February 2016 is shaping up to be a banner month for the 85-year-old New York–based photographer Rosalind Fox Solomon. She’s one of 12 photographers who explored Israel and the West Bank for the exhibit “This Place,” currently on view at the Brooklyn Museum of Art. Her work is also included in “Greater New York” at MoMA PS1 that closes March 7. Her second book in two years with Mack, Got to Go, comes out later this month, and, in conjunction with that release, Bruce Silverstein Gallery in New York is presenting a series, which opened on Feb. 25, of images from that work.
The images in Got to Go represent nearly five decades of work interwoven with snippets of text and memories of words her parents said that she has been hearing “for years.” Although she has worked with both images and text in the past, she feels Got to Go is the closest she has come to a total immersion between the two: “I made a small step forward,” she said. “I hope it has some kind of universal meaning, and I think it does.”

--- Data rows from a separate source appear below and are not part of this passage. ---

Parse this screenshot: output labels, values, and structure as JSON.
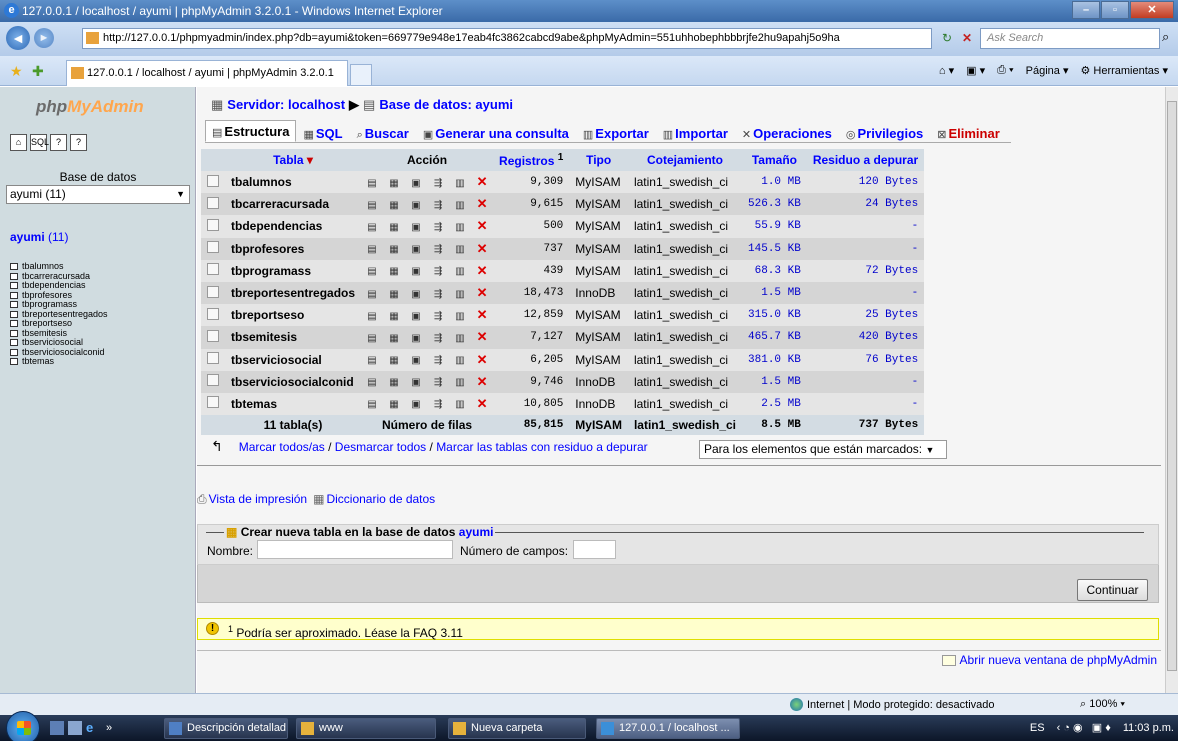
{
  "window": {
    "title": "127.0.0.1 / localhost / ayumi | phpMyAdmin 3.2.0.1 - Windows Internet Explorer",
    "url": "http://127.0.0.1/phpmyadmin/index.php?db=ayumi&token=669779e948e17eab4fc3862cabcd9abe&phpMyAdmin=551uhhobephbbbrjfe2hu9apahj5o9ha",
    "search_placeholder": "Ask Search",
    "tab_title": "127.0.0.1 / localhost / ayumi | phpMyAdmin 3.2.0.1",
    "cmd_page": "Página",
    "cmd_tools": "Herramientas"
  },
  "left": {
    "logo_a": "php",
    "logo_b": "MyAdmin",
    "db_label": "Base de datos",
    "db_selected": "ayumi (11)",
    "db_title": "ayumi",
    "db_count": " (11)",
    "tables": [
      "tbalumnos",
      "tbcarreracursada",
      "tbdependencias",
      "tbprofesores",
      "tbprogramass",
      "tbreportesentregados",
      "tbreportseso",
      "tbsemitesis",
      "tbserviciosocial",
      "tbserviciosocialconid",
      "tbtemas"
    ]
  },
  "breadcrumb": {
    "server": "Servidor: localhost",
    "database": "Base de datos: ayumi"
  },
  "tabs": [
    {
      "label": "Estructura",
      "icon": "▤"
    },
    {
      "label": "SQL",
      "icon": "▦"
    },
    {
      "label": "Buscar",
      "icon": "⌕"
    },
    {
      "label": "Generar una consulta",
      "icon": "▣"
    },
    {
      "label": "Exportar",
      "icon": "▥"
    },
    {
      "label": "Importar",
      "icon": "▥"
    },
    {
      "label": "Operaciones",
      "icon": "✕"
    },
    {
      "label": "Privilegios",
      "icon": "◎"
    },
    {
      "label": "Eliminar",
      "icon": "⊠"
    }
  ],
  "table": {
    "headers": {
      "tabla": "Tabla",
      "accion": "Acción",
      "registros": "Registros",
      "registros_sup": "1",
      "tipo": "Tipo",
      "cotejamiento": "Cotejamiento",
      "tamano": "Tamaño",
      "residuo": "Residuo a depurar"
    },
    "rows": [
      {
        "name": "tbalumnos",
        "records": "9,309",
        "type": "MyISAM",
        "collation": "latin1_swedish_ci",
        "size": "1.0 MB",
        "overhead": "120 Bytes"
      },
      {
        "name": "tbcarreracursada",
        "records": "9,615",
        "type": "MyISAM",
        "collation": "latin1_swedish_ci",
        "size": "526.3 KB",
        "overhead": "24 Bytes"
      },
      {
        "name": "tbdependencias",
        "records": "500",
        "type": "MyISAM",
        "collation": "latin1_swedish_ci",
        "size": "55.9 KB",
        "overhead": "-"
      },
      {
        "name": "tbprofesores",
        "records": "737",
        "type": "MyISAM",
        "collation": "latin1_swedish_ci",
        "size": "145.5 KB",
        "overhead": "-"
      },
      {
        "name": "tbprogramass",
        "records": "439",
        "type": "MyISAM",
        "collation": "latin1_swedish_ci",
        "size": "68.3 KB",
        "overhead": "72 Bytes"
      },
      {
        "name": "tbreportesentregados",
        "records": "18,473",
        "type": "InnoDB",
        "collation": "latin1_swedish_ci",
        "size": "1.5 MB",
        "overhead": "-"
      },
      {
        "name": "tbreportseso",
        "records": "12,859",
        "type": "MyISAM",
        "collation": "latin1_swedish_ci",
        "size": "315.0 KB",
        "overhead": "25 Bytes"
      },
      {
        "name": "tbsemitesis",
        "records": "7,127",
        "type": "MyISAM",
        "collation": "latin1_swedish_ci",
        "size": "465.7 KB",
        "overhead": "420 Bytes"
      },
      {
        "name": "tbserviciosocial",
        "records": "6,205",
        "type": "MyISAM",
        "collation": "latin1_swedish_ci",
        "size": "381.0 KB",
        "overhead": "76 Bytes"
      },
      {
        "name": "tbserviciosocialconid",
        "records": "9,746",
        "type": "InnoDB",
        "collation": "latin1_swedish_ci",
        "size": "1.5 MB",
        "overhead": "-"
      },
      {
        "name": "tbtemas",
        "records": "10,805",
        "type": "InnoDB",
        "collation": "latin1_swedish_ci",
        "size": "2.5 MB",
        "overhead": "-"
      }
    ],
    "footer": {
      "count": "11 tabla(s)",
      "rows_label": "Número de filas",
      "records": "85,815",
      "type": "MyISAM",
      "collation": "latin1_swedish_ci",
      "size": "8.5 MB",
      "overhead": "737 Bytes"
    }
  },
  "select_links": {
    "check_all": "Marcar todos/as",
    "uncheck_all": "Desmarcar todos",
    "check_overhead": "Marcar las tablas con residuo a depurar",
    "with_selected": "Para los elementos que están marcados:"
  },
  "print_links": {
    "print_view": "Vista de impresión",
    "dictionary": "Diccionario de datos"
  },
  "create": {
    "legend": "Crear nueva tabla en la base de datos",
    "db": "ayumi",
    "name_label": "Nombre:",
    "fields_label": "Número de campos:",
    "submit": "Continuar"
  },
  "notice": {
    "sup": "1",
    "text": "Podría ser aproximado. Léase la FAQ 3.11"
  },
  "newwin": "Abrir nueva ventana de phpMyAdmin",
  "status": {
    "zone": "Internet | Modo protegido: desactivado",
    "zoom": "100%"
  },
  "taskbar": {
    "tasks": [
      "Descripción detallad...",
      "www",
      "Nueva carpeta",
      "127.0.0.1 / localhost ..."
    ],
    "lang": "ES",
    "time": "11:03 p.m."
  }
}
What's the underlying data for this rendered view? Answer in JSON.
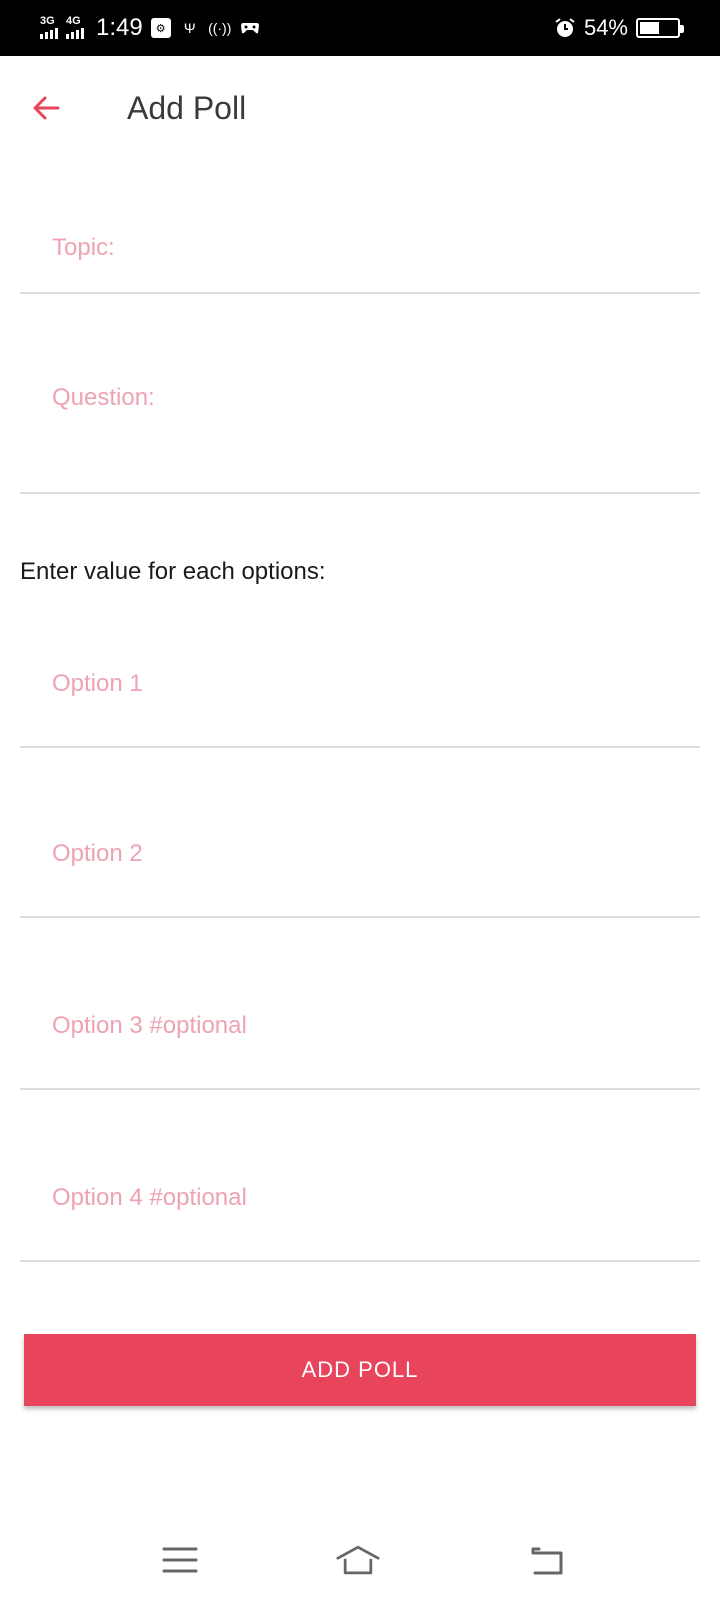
{
  "status_bar": {
    "net1": "3G",
    "net2": "4G",
    "time": "1:49",
    "battery": "54%",
    "battery_level": 0.54,
    "icons": [
      "usb-debug-icon",
      "usb-icon",
      "hotspot-icon",
      "game-icon",
      "alarm-icon",
      "battery-charging-icon"
    ]
  },
  "appbar": {
    "title": "Add Poll",
    "back_icon": "arrow-left-icon"
  },
  "form": {
    "topic_placeholder": "Topic:",
    "question_placeholder": "Question:",
    "options_label": "Enter value for each options:",
    "option1_placeholder": "Option 1",
    "option2_placeholder": "Option 2",
    "option3_placeholder": "Option 3 #optional",
    "option4_placeholder": "Option 4 #optional",
    "submit_label": "ADD POLL"
  },
  "colors": {
    "accent": "#e8455d",
    "placeholder": "#eea3b2",
    "divider": "#dcdcdc"
  },
  "navbar": {
    "icons": [
      "menu-icon",
      "home-icon",
      "back-icon"
    ]
  }
}
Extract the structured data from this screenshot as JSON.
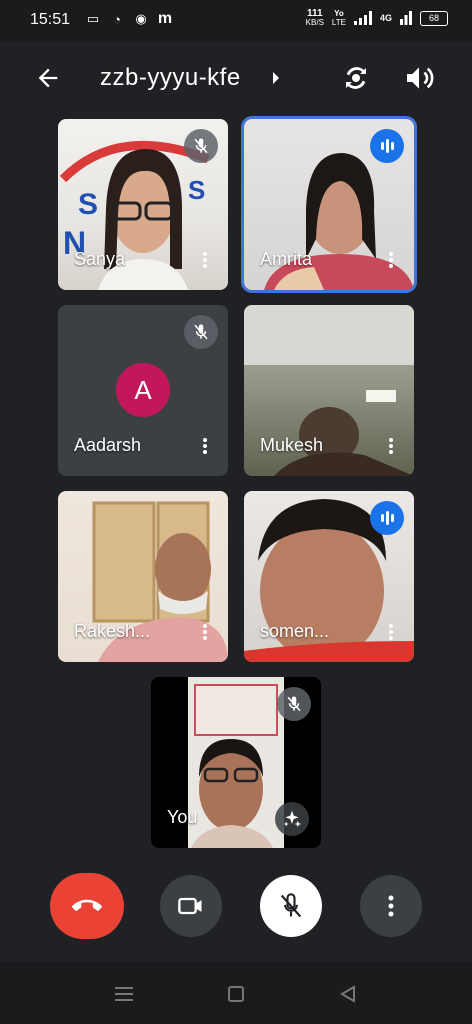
{
  "status_bar": {
    "time": "15:51",
    "app_icons": [
      "video-icon",
      "whatsapp-icon",
      "signal-app-icon",
      "m-app-icon"
    ],
    "app_glyphs": [
      "▭",
      "◔",
      "◉",
      "m"
    ],
    "net_speed_value": "111",
    "net_speed_unit": "KB/S",
    "volte_top": "Yo",
    "volte_bottom": "LTE",
    "network": "4G",
    "battery": "68"
  },
  "header": {
    "meeting_code": "zzb-yyyu-kfe"
  },
  "participants": [
    {
      "name": "Sanya",
      "state": "muted"
    },
    {
      "name": "Amrita",
      "state": "speaking"
    },
    {
      "name": "Aadarsh",
      "state": "muted",
      "avatar_letter": "A"
    },
    {
      "name": "Mukesh",
      "state": "none"
    },
    {
      "name": "Rakesh...",
      "state": "none"
    },
    {
      "name": "somen...",
      "state": "speaking"
    },
    {
      "name": "You",
      "state": "muted"
    }
  ],
  "colors": {
    "background": "#202124",
    "end_call": "#ea4335",
    "speaking_badge": "#1a73e8",
    "active_border": "#3f74d8",
    "avatar": "#c2185b"
  }
}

To create the book, Solomon gave herself a deadline of six weeks to comb through her archive that was overflowing with images that tackle human suffering, ritual, and survival to find those that worked well with the text she had written. Got to Go is a “tragicomedy,” as both the text and the images weave between humorous places and darker memories; sometimes the work feels autobiographical, other times fictitious. The title is also a nod to her need to “go out” and make art, a significant part of her life she only recently acknowledged as being one part of a whole.
“I’ve done a lot of different things and I’ve thought of myself in different ways over the years and I feel as though recently I’ve been putting myself together in one piece,” she said. “I decided to use my maiden name, which I had completely dropped when I was married years ago. I saw my whole life in one piece, and I used to think of it in chapters, open and closed. As I developed as an artist I left a lot of things behind me.”
Solomon doesn’t see her work as having a linear narrative but feels through the arrangement of the images she has made a coherent body of work she sees as “being more suggestive and fragmented.”
“When I’m taking pictures I don’t think of it as creating a narrative from each picture … there is something very personal that happens between me and who I’m photographing and I’m somehow taken back to things I can connect to personally.”